In the nearer term, partners at Draper Fisher Jurvetson predict that the clean energy market in the United States will more than quintuple in size between now and 2013.
So far, however, enthusiastic projections aren’t reflected in the early funding data. For all the buzz cleantech has generated, it hasn’t attracted anything near the early stage funding levels that Internet and telecommunications drew a decade ago. Even today, despite all the media attention focused on cleantech, Internet investments continue to exceed cleantech by a substantial margin.
In Q1 of 2008, cleantech companies raised 11% of overall seed and early stage venture investment in North America, according to Thomson Reuters (publisher of VCJ and EVCJ). Early stage VCs backed just 26 cleantech companies, investing US$221m, which is about a third less than the US$341m invested in Internet companies during the same period.
Moreover, Q1 cleantech investment was down from the same period a year ago, in which the sector drew US$296m, or 15% of the total early stage venture capital.
Considering the size of markets being addressed (DFJ estimates that the US energy market alone is more than US$1trn), early stage cleantech investments look like meagre sums indeed. Nine companies raised more in a single round last quarter than all early stage cleantech deals combined, according to Thomson.
But early stage data offers an incomplete picture. Cleantech tends to be an infrastructure-intensive sector, with companies receiving the bulk of funding in later stage rounds. In Q1, 70% of cleantech venture investments went to later stage and expansion stage deals.
Plus, VCs are famously reluctant to fund science projects.
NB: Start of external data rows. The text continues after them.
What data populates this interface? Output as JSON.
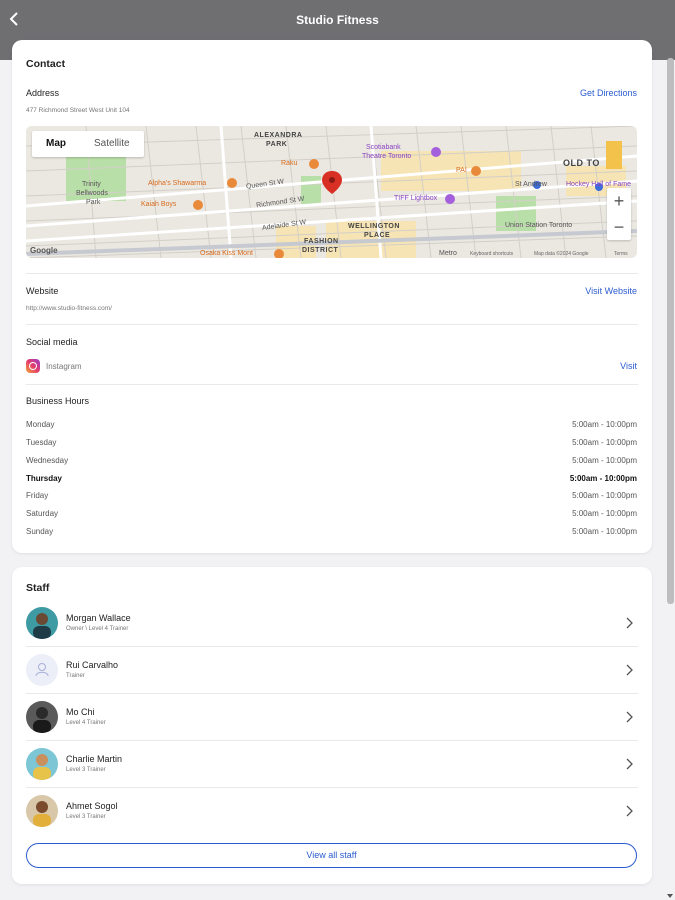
{
  "header": {
    "title": "Studio Fitness"
  },
  "contact": {
    "heading": "Contact",
    "address_label": "Address",
    "address_value": "477 Richmond Street West Unit 104",
    "directions_link": "Get Directions",
    "map": {
      "map_tab": "Map",
      "satellite_tab": "Satellite",
      "zoom_in": "+",
      "zoom_out": "−",
      "labels": {
        "alexandra": "ALEXANDRA",
        "park": "PARK",
        "trinity": "Trinity",
        "bellwoods": "Bellwoods",
        "park2": "Park",
        "fashion": "FASHION",
        "district": "DISTRICT",
        "wellington": "WELLINGTON",
        "place": "PLACE",
        "old_to": "OLD TO",
        "raku": "Raku",
        "scotiabank": "Scotiabank",
        "theatre": "Theatre Toronto",
        "alpha": "Alpha's Shawarma",
        "kaiah": "Kaiah Boys",
        "pai": "PAI",
        "st_andrew": "St Andrew",
        "hockey": "Hockey Hall of Fame",
        "tiff": "TIFF Lightbox",
        "union": "Union Station Toronto",
        "queen": "Queen St W",
        "richmond": "Richmond St W",
        "adelaide": "Adelaide St W",
        "google": "Google",
        "metro": "Metro",
        "keyboard": "Keyboard shortcuts",
        "mapdata": "Map data ©2024 Google",
        "terms": "Terms",
        "osaka": "Osaka Kiss Mont"
      }
    },
    "website_label": "Website",
    "website_value": "http://www.studio-fitness.com/",
    "website_link": "Visit Website",
    "social_label": "Social media",
    "social_name": "Instagram",
    "social_link": "Visit",
    "hours_label": "Business Hours",
    "hours": [
      {
        "day": "Monday",
        "time": "5:00am - 10:00pm",
        "today": false
      },
      {
        "day": "Tuesday",
        "time": "5:00am - 10:00pm",
        "today": false
      },
      {
        "day": "Wednesday",
        "time": "5:00am - 10:00pm",
        "today": false
      },
      {
        "day": "Thursday",
        "time": "5:00am - 10:00pm",
        "today": true
      },
      {
        "day": "Friday",
        "time": "5:00am - 10:00pm",
        "today": false
      },
      {
        "day": "Saturday",
        "time": "5:00am - 10:00pm",
        "today": false
      },
      {
        "day": "Sunday",
        "time": "5:00am - 10:00pm",
        "today": false
      }
    ]
  },
  "staff": {
    "heading": "Staff",
    "members": [
      {
        "name": "Morgan Wallace",
        "role": "Owner \\ Level 4 Trainer"
      },
      {
        "name": "Rui Carvalho",
        "role": "Trainer"
      },
      {
        "name": "Mo Chi",
        "role": "Level 4 Trainer"
      },
      {
        "name": "Charlie Martin",
        "role": "Level 3 Trainer"
      },
      {
        "name": "Ahmet Sogol",
        "role": "Level 3 Trainer"
      }
    ],
    "view_all": "View all staff"
  },
  "colors": {
    "accent": "#2b5ccf",
    "header_bg": "#6f6f72",
    "page_bg": "#f2f2f4"
  }
}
Much of the most promising early breakthroughs, therefore, are showing up in universities and research labs.
Governments worldwide have approved significantly more grant funding for research into biofuels and renewable power in the last couple of years, which should produce more seed stage opportunities. Big energy, chemicals and agribusiness companies are devoting considerable R&D resources to renewable technologies, and they are likely to spin off many as start-ups.
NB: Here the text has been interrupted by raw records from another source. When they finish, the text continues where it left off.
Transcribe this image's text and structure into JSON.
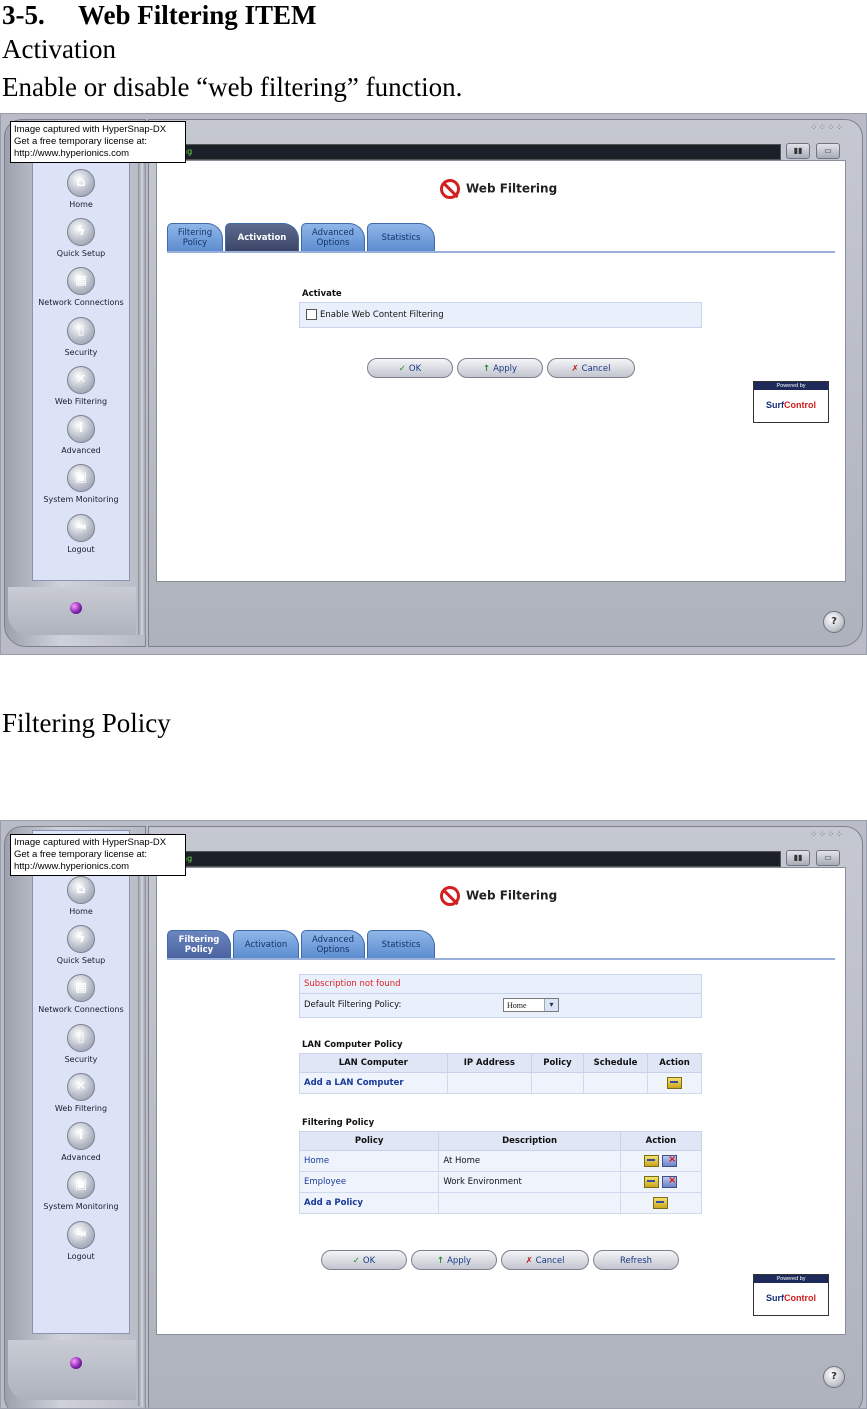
{
  "doc": {
    "heading_number": "3-5.",
    "heading_title": "Web Filtering ITEM",
    "activation_label": "Activation",
    "activation_desc": "Enable or disable “web filtering” function.",
    "filtering_policy_label": "Filtering Policy"
  },
  "watermark": {
    "line1": "Image captured with HyperSnap-DX",
    "line2": "Get a free temporary license at:",
    "line3": "http://www.hyperionics.com"
  },
  "window": {
    "title_strip": "Filtering"
  },
  "sidebar": {
    "items": [
      {
        "label": "Home",
        "icon": "home-icon"
      },
      {
        "label": "Quick Setup",
        "icon": "lightning-icon"
      },
      {
        "label": "Network Connections",
        "icon": "network-icon"
      },
      {
        "label": "Security",
        "icon": "lock-icon"
      },
      {
        "label": "Web Filtering",
        "icon": "web-filter-icon"
      },
      {
        "label": "Advanced",
        "icon": "advanced-icon"
      },
      {
        "label": "System Monitoring",
        "icon": "monitor-icon"
      },
      {
        "label": "Logout",
        "icon": "logout-icon"
      }
    ]
  },
  "page": {
    "title": "Web Filtering",
    "tabs": [
      "Filtering Policy",
      "Activation",
      "Advanced Options",
      "Statistics"
    ]
  },
  "activation": {
    "section_title": "Activate",
    "checkbox_label": "Enable Web Content Filtering",
    "checkbox_checked": false,
    "buttons": {
      "ok": "OK",
      "apply": "Apply",
      "cancel": "Cancel"
    }
  },
  "policy": {
    "subscription_msg": "Subscription not found",
    "default_label": "Default Filtering Policy:",
    "default_value": "Home",
    "lan_title": "LAN Computer Policy",
    "lan_headers": [
      "LAN Computer",
      "IP Address",
      "Policy",
      "Schedule",
      "Action"
    ],
    "lan_add": "Add a LAN Computer",
    "fp_title": "Filtering Policy",
    "fp_headers": [
      "Policy",
      "Description",
      "Action"
    ],
    "fp_rows": [
      {
        "policy": "Home",
        "description": "At Home"
      },
      {
        "policy": "Employee",
        "description": "Work Environment"
      }
    ],
    "fp_add": "Add a Policy",
    "buttons": {
      "ok": "OK",
      "apply": "Apply",
      "cancel": "Cancel",
      "refresh": "Refresh"
    }
  },
  "badge": {
    "top": "Powered by",
    "brand_a": "Surf",
    "brand_b": "Control"
  },
  "colors": {
    "active_tab": "#3b4566",
    "tab": "#5d8dd0",
    "title_text": "#6cd84c",
    "subscription": "#dd2222"
  }
}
For now, a poor exit climate is contributing to the cautious investment outlook. VCs have scored few cleantech hits so far, and tepid IPO demand and a weak M&A market don’t bode well for the near term.
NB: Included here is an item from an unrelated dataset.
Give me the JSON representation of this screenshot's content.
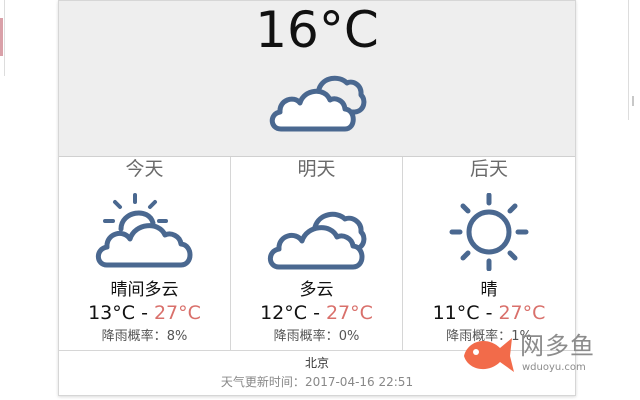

But current exit conditions are of less concern for early stage investors, who worry more about the M&A and IPO environment in five years than now. Venture history shows that VCs who invest during periods of economic contraction often reap the largest rewards later. Those who get in when big exits are abundant, on the other hand, often find that buyers have evaporated by the time their portfolio companies reach maturity.
So if now is the time to invest, which sectors stand out? Cellulosic ethanol plays are still getting plenty of attention from venture capitalists. It’s a trend that’s likely to persist given the record high prices of commodity crops, such as corn and sugar, which are used in ethanol.
VCs are also hot on algae, envisioning the photosynthetic micro organisms as hyper-efficient producers of biofuel from sunlight and cellulosic feedstocks. Technologies that turn sewage sludge and other biodegradable wastes into fuels are also drawing funding, as are start-ups focused on wastewater treatment and water purification.
Solar sector valuations remain rich, an indicator that there’s still healthy interest from venture and strategic investors. Battery start-ups targeting everything from cars to mobile phones continue to draw funding, as do power management technologies that enable gadgets to run longer on less juice. Many VCs predict that developers of green building materials will soon be ripe for stepped-up investment.
Will the venture returns match venture capitalist rhetoric on cleantech? That’s unlikely. The amount that has been wagered, or invested, so far is small enough that venture investors won’t suffer horrific losses if exits fail to materialise. Given the factors working in investors’ favour – escalating oil prices, rising demand for power, and increased regulation to reduce carbon emissions, to name a few – the prospects for decent returns outweigh those for catastrophic losses.
It helps that the virtues of going green have taken root in the broader public consciousness. From hybrid cars to biodegradable plastic to photovoltaic panels, cleantech has impacted virtually every carbon and pollution-generating activity of modern life.
The bubbly boom in solar stocks indicates that public investors are also capable of optimism on the prospects for cleantech profits.